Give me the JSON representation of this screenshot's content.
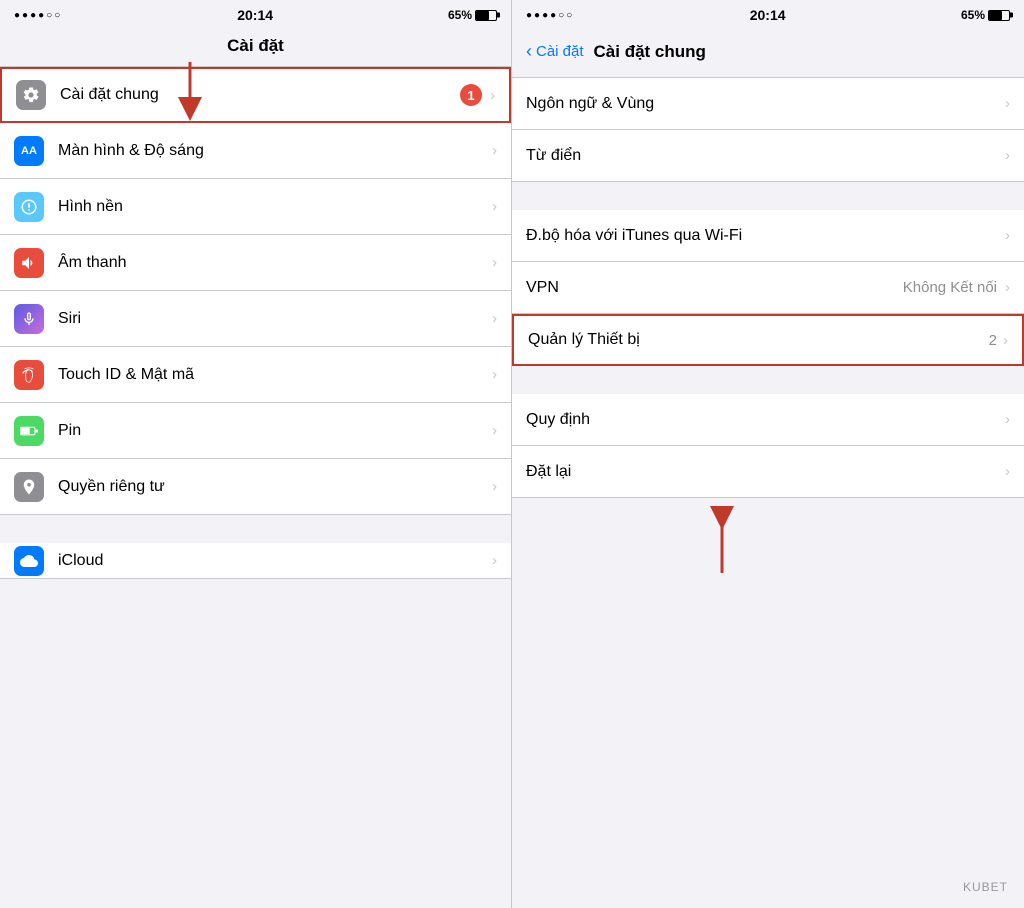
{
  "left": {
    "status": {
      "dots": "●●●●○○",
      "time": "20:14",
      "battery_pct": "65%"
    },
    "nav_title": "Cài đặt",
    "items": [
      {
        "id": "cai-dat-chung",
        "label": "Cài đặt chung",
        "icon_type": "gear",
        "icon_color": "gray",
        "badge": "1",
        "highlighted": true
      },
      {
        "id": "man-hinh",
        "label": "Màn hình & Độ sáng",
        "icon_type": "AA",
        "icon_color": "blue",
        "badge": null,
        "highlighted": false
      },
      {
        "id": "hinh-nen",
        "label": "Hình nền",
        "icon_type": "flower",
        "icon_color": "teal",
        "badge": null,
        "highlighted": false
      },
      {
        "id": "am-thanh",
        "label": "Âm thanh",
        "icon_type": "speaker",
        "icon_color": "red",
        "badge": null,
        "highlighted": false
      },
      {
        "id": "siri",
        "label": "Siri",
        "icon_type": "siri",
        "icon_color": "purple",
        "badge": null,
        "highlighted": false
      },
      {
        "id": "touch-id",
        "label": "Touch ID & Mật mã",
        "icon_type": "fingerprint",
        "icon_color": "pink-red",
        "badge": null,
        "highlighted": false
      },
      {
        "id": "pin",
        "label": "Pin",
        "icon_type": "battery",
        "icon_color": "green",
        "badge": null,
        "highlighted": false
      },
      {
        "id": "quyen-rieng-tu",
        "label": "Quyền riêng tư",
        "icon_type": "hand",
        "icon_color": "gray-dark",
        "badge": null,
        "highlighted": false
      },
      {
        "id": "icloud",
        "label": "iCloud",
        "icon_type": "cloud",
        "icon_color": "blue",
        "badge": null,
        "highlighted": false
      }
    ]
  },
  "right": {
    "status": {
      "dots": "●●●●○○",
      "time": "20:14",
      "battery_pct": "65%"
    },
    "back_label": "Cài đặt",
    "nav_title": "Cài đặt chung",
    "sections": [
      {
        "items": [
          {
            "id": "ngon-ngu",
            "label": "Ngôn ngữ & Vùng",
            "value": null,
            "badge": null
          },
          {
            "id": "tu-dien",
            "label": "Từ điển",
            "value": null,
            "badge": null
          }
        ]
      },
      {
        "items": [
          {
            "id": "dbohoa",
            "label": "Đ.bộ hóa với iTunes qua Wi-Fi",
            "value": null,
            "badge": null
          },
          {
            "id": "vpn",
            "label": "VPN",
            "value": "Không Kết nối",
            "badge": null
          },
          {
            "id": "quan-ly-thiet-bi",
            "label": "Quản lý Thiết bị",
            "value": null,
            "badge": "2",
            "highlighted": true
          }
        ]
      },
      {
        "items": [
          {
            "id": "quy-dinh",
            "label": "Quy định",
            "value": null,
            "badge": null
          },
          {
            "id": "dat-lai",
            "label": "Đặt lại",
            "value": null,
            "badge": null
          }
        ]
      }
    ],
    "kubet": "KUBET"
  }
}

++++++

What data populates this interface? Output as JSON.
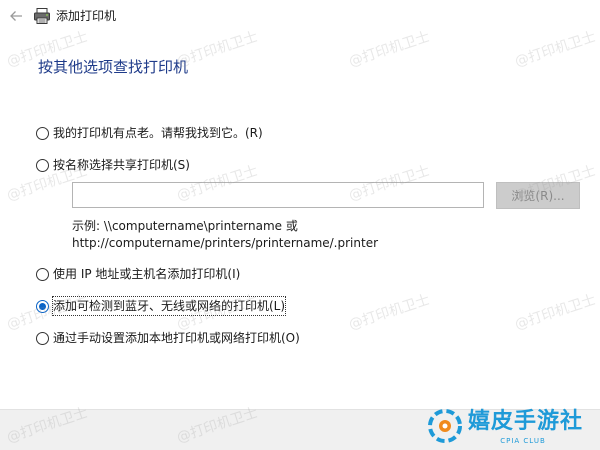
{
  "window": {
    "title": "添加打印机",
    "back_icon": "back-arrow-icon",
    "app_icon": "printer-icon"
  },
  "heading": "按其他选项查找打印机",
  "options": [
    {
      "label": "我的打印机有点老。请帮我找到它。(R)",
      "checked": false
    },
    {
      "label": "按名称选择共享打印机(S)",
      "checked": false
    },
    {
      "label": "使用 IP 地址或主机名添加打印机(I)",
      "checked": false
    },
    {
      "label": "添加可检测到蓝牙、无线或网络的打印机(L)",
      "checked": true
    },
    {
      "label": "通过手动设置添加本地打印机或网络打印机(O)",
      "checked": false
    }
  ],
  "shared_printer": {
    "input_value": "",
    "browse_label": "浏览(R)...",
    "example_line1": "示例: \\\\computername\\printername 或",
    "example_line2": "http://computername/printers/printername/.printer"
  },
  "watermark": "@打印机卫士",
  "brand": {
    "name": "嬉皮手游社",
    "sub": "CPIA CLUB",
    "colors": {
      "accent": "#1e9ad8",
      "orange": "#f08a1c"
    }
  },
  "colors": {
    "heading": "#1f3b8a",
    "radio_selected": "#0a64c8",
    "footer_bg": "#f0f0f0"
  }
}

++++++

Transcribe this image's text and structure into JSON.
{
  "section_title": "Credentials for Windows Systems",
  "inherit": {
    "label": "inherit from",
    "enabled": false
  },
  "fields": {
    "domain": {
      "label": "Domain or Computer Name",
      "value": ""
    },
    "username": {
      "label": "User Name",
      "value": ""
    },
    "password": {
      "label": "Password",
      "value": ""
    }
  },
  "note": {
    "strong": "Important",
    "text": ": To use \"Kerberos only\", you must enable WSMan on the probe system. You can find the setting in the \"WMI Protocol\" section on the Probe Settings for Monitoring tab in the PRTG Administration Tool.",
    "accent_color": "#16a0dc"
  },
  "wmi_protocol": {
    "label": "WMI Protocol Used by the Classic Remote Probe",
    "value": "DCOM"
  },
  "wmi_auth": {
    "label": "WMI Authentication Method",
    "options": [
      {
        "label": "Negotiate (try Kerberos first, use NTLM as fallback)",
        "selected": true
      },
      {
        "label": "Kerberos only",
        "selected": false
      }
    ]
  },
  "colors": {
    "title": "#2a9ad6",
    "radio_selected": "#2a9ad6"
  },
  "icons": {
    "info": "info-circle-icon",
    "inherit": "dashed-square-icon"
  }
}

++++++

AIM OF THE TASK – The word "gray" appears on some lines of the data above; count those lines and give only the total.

SOLVED PROBLEM – 2